OKLAHOMA CITY, Okla. - Paced by Nora Kennedy and Michelle Price, the Colorado State swimming and diving team remained in fifth place Friday after Day 3 of the Mountain West Swimming and Diving Championships at the Oklahoma City Community College Aquatic Center.
The Rams (237 points) continued to trail the four schools that defeated them in regular-season dual meets: BYU (544), UNLV (423), Wyoming (393.5) and Utah (375). Meanwhile, CSU leads the four schools it beat during the year: New Mexico (192), TCU (173.5), San Diego State (121) and Air Force (97).
Kennedy, a sophomore from Fort Collins High School, turned in an all-conference performance in the 100 Butterfly. Her 55.43-second effort was CSU's fourth-fastest time ever in that event, topped by only Olympic gold medalist Amy Van Dyken (52.07), Rachelle Kula (54.97) and Patty Nash (55.00). However, Kennedy's time was only good enough for seventh at Friday's MWC championships.
"We're turning in good times, fast times," said Head Coach John Mattos. "But they're still not quite good enough to get us in a position to compete with the top teams."
Another Fort Collins product, freshman Michelle Price from Poudre High School, took fifth in the 100 Backstroke (57.41), also earning all-conference accolades.
"We're not getting on the podium," Mattos said, "but we're significantly faster this year than last year."
The Rams in most cases are turning in season and personal bests. They'd be champions if they were competing only against their own past performances, but the Mountain West competition has stiffened significantly in only one year.

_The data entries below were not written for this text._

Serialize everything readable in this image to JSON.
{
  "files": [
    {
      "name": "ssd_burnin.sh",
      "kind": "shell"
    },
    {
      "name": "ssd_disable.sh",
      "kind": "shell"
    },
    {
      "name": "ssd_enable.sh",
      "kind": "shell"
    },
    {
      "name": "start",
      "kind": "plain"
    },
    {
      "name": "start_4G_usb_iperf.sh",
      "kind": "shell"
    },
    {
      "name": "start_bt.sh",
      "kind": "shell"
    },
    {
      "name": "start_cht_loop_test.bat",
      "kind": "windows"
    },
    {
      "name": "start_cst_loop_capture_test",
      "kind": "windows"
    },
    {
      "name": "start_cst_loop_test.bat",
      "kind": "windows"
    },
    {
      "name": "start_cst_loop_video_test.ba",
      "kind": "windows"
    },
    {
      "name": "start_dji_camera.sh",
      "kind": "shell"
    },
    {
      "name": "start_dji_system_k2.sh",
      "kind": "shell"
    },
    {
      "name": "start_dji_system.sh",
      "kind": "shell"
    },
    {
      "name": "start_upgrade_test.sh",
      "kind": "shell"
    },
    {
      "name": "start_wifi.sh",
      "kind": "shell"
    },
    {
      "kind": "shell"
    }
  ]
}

"Our kids are turning in times that easily would've gotten them in the Top 3 last year," Mattos said, "but other teams are performing really, really well. It really makes a difference in our kids' ability to get up and go fast.
"When you're not in the thick of the race, you just don't get that extra motivation. If you're just internally motivated, instead of team motivated, we're not where we need to be to vie for a championship.

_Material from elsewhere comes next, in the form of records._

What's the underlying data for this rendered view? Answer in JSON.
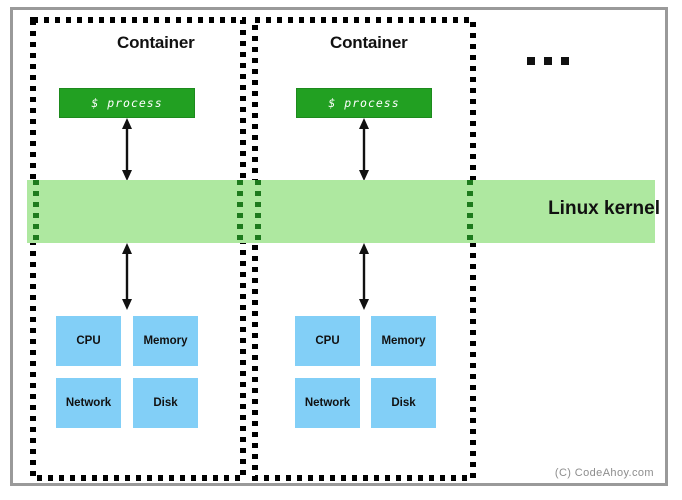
{
  "diagram": {
    "title_hidden": "",
    "kernel": {
      "label": "Linux kernel",
      "band_color": "#aee8a0"
    },
    "ellipsis": {
      "name": "more-containers-ellipsis",
      "dots": 3
    },
    "watermark": "(C) CodeAhoy.com",
    "colors": {
      "frame_border": "#9a9a9a",
      "container_border": "#000000",
      "process_fill": "#22a022",
      "process_text": "#ffffff",
      "resource_fill": "#82cff7",
      "kernel_fill": "#aee8a0",
      "text": "#111111",
      "watermark_text": "#8d8d8d"
    },
    "containers": [
      {
        "title": "Container",
        "process": {
          "label": "$ process"
        },
        "resources": [
          {
            "label": "CPU"
          },
          {
            "label": "Memory"
          },
          {
            "label": "Network"
          },
          {
            "label": "Disk"
          }
        ],
        "arrows": [
          {
            "name": "process-to-kernel-arrow",
            "direction": "bidirectional"
          },
          {
            "name": "kernel-to-resources-arrow",
            "direction": "bidirectional"
          }
        ]
      },
      {
        "title": "Container",
        "process": {
          "label": "$ process"
        },
        "resources": [
          {
            "label": "CPU"
          },
          {
            "label": "Memory"
          },
          {
            "label": "Network"
          },
          {
            "label": "Disk"
          }
        ],
        "arrows": [
          {
            "name": "process-to-kernel-arrow",
            "direction": "bidirectional"
          },
          {
            "name": "kernel-to-resources-arrow",
            "direction": "bidirectional"
          }
        ]
      }
    ]
  }
}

Mattos admitted his team's youth and inexperience may have something to do with the team's inability to pull out of fifth place, but he refused to use it as an excuse.
"We need to grow up if we're going to compete in near future," he said. "The kids are using this as a stepping stone to get better in future."
On Saturday, the final day of competition, the Rams will compete in the 200 Backstroke, 100 Freestyle, 200 Breaststroke, 200 Butterfly, 1,650 Freestyle, the Platform dive and the 400 Free Relay, in that order. Preliminary competition takes place in the morning, followed by the finals in the afternoon and evening.
"These are really long days," Mattos said, a little after 10 p.m. local time. "We're just getting the kids to bed now, and our first group will head over about 6:30 in the morning. But other teams are doing it, so we have to do it, too."
Price will be in that first group because she'll compete in the day's first race, her top event - the 200 Back.
But the swimmer staring at the most daunting day is probably freshman Maddie Gamble, Price's teammate at Poudre High School. Gamble will join Price in the preliminaries of the 200 Back, then because UNLV changed one of its entries, will also have to swim in the last individual preliminary event, the mile-long 1,650 Freestyle. That means that if Gamble manages to final in the preliminaries of the 200 Back, after concluding the morning with the grueling 1,650, she'll get little rest before battling in the finals of the 200 Back.
"She might have 30 minutes between those two events," Mattos said. "After swimming 66 laps hard, that's going to be a tough task. But I've told her that she's been prepared the whole second half of our season for something like this."